I've posted a lot of clips with Jane Hall on The O'Reilly Factor. She often was paired up with the uber-right winger Bernard Goldberg and usually BillO would wind up yelling at her because she didn't agree with his point of view. Her demeanor has always been gentle so I always found it upsetting that BillO would scold her. I mean, he even cut off her microphone once, which was odd for such a mild mannered speaker. She left FOX recently and I did wonder why.

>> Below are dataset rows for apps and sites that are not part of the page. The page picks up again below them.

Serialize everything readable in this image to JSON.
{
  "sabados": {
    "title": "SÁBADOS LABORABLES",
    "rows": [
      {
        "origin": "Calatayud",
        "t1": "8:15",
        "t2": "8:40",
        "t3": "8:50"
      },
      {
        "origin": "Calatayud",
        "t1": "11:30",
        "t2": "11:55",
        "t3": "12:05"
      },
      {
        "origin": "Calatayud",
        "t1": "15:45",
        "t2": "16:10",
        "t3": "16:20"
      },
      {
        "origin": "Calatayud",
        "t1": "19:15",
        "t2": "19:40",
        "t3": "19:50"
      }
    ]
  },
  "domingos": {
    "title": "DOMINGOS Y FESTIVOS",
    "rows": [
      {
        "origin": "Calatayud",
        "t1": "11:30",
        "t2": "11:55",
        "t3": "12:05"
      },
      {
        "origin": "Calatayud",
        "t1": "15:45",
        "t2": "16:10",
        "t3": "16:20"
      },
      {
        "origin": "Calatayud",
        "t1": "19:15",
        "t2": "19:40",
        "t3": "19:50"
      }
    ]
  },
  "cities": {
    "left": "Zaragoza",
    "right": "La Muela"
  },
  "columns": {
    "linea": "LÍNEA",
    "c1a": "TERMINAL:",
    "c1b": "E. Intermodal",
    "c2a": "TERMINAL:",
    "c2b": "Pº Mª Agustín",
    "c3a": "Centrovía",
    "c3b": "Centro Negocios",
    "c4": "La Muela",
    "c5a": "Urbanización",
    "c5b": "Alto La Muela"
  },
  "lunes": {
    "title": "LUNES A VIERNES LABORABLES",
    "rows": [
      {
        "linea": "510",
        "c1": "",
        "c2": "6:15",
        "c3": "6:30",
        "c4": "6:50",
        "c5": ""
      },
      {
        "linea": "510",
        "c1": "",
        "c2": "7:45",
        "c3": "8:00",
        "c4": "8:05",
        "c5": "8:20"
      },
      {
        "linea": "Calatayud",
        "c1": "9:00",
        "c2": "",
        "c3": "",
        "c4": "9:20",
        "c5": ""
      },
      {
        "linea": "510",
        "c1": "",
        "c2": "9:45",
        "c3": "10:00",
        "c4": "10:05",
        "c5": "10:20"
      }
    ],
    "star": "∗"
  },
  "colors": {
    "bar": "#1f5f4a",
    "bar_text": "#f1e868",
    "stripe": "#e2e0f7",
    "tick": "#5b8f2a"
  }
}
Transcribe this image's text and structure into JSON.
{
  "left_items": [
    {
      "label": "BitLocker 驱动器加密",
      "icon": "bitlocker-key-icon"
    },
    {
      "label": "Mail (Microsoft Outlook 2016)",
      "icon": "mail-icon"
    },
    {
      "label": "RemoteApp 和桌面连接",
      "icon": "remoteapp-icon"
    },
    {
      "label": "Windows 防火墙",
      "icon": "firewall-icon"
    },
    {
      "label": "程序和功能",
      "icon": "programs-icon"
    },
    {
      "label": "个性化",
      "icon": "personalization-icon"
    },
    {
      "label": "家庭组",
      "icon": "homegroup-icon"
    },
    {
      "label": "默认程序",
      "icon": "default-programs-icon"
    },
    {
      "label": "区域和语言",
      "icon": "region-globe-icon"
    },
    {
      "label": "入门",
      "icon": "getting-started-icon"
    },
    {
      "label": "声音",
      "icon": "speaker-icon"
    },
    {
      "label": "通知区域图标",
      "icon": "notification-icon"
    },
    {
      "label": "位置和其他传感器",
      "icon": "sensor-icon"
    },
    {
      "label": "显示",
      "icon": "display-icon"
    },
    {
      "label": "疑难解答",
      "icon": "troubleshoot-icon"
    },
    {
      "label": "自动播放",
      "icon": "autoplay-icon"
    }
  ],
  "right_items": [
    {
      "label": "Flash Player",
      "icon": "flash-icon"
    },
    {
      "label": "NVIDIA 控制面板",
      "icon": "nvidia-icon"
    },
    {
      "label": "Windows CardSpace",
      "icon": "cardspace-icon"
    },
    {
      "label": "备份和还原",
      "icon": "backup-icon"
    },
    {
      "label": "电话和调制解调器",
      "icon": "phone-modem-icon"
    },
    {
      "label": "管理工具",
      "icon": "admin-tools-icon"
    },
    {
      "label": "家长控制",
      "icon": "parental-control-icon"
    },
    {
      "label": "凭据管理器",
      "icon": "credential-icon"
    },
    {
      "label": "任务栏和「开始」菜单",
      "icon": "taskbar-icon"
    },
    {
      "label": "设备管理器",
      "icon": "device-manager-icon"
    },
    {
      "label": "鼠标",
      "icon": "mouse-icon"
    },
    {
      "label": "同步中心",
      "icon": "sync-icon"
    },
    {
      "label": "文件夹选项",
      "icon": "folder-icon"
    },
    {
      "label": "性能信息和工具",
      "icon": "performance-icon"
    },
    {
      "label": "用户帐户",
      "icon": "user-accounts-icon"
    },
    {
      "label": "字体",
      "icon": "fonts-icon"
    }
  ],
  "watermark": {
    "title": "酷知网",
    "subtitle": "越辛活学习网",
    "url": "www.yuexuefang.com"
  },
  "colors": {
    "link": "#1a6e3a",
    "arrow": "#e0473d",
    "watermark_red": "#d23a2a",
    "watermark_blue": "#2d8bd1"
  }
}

Howard Kurtz tackled the "Should have the Obama administration called FOX News the opposition?" question in his Sunday "Reliable Sources" segment on CNN, and although Hall thought it wasn't a smart move by the administration, she let it out that she quit FOX because they stopped debating the issues. She cited Glenn Beck's "scary" presence as a reason why she left. It kinds of makes the arguments moot at this point by the mainstreamers who are sticking up for FOX. Can't they handle the truth?
Another big problem I have is the way cable TV uses pundits, and it's not just FOX. They constantly will pair up a right-wing opinionator with a journalist who they just assume is a liberal. The journalist usually will go on TV, but isn't in love with this because it puts their "neutrality" at issue. Hall also expressed her displeasure on that front.
KURTZ: Did you feel like you were being used to give Fox a certain degree of legitimacy, coming on as a media professor?
HALL: No, I didn't. The reason I left was in part because they've had less debates than they used to. Is it a fair point to say how much debate is there on MSNBC? How many Republican strategists? We have a bifurcation of the media.
KURTZ: Wait a second. The reason you left is because you feel they have less debate than they used to. In other words, it used to be "Hannity and Colmes," now it's just Hannity. It used to be Bernie and Jane. Now it's just Bernie.
HALL: I think there's less debate than there was. And I'm also, frankly, uncomfortable with Beck, who I think should be called out as somebody whose language is way over the top. And it's scary.
KURTZ: Was that a factor in your decision to leave Fox?
HALL: Yes, it was.
You can see that she didn't go on gunning to attack FOX; Kurtz simply caught a remark and seized on it. Then, as usual, Howie had to defend FOX News, but in so doing, he admitted that Lou Dobbs is an offensive right-winger, just like Beck, in his own commentary about the dispute.
KURTZ: Let me give you my two cents here. This is also polarizing. You either have to take the position that Fox is a courageous news organization or a threat to western civilization. I have criticized things that O'Reilly has said, that Hannity has said. Certainly, on this program, I told Glenn Beck that he was being offensive with words that he had for a Muslim member of Congress. At the same time, I don't think an entire organization should be judged by a few commentaries, any more than I think it is fair to judge CNN by the things that Lou Dobbs says. Look at some of the people at Fox.
I wrote down some names here. Major Garrett used to work at CNN. Bill Hemmer used to work at CNN. Greta Van Susteren used to work at CNN. Chris Wallace used to work at ABC and NBC. Did they all drink the Kool-Aid when they went there? Sometimes, Fox's reflexive opposition to Obama bleeds into its news coverage, as you were saying, Nico. But I don't think it's fair to tar everyone with the same brush. You want to take that on?
Look, Howie, Ailes sets the agenda. Even if certain people working on Fox haven't been drinking the "Kool-aid" (*cough*Shep*cough*Smith*cough) the cable network is a propaganda arm. If you don't like Obama saying so, fine, but the truth is the truth.
PITNEY: I think you paint it a little too moderately. Take their flagship news program "Special Report With Brett Baier." George Mason did a study, 80 percent of the coverage is negative.
KURTZ: Toward Obama?
PITNEY: Toward Obama.
KURTZ: Is that on the opinion round table?
PITNEY: No. Just the first 30 minutes.
Says it all.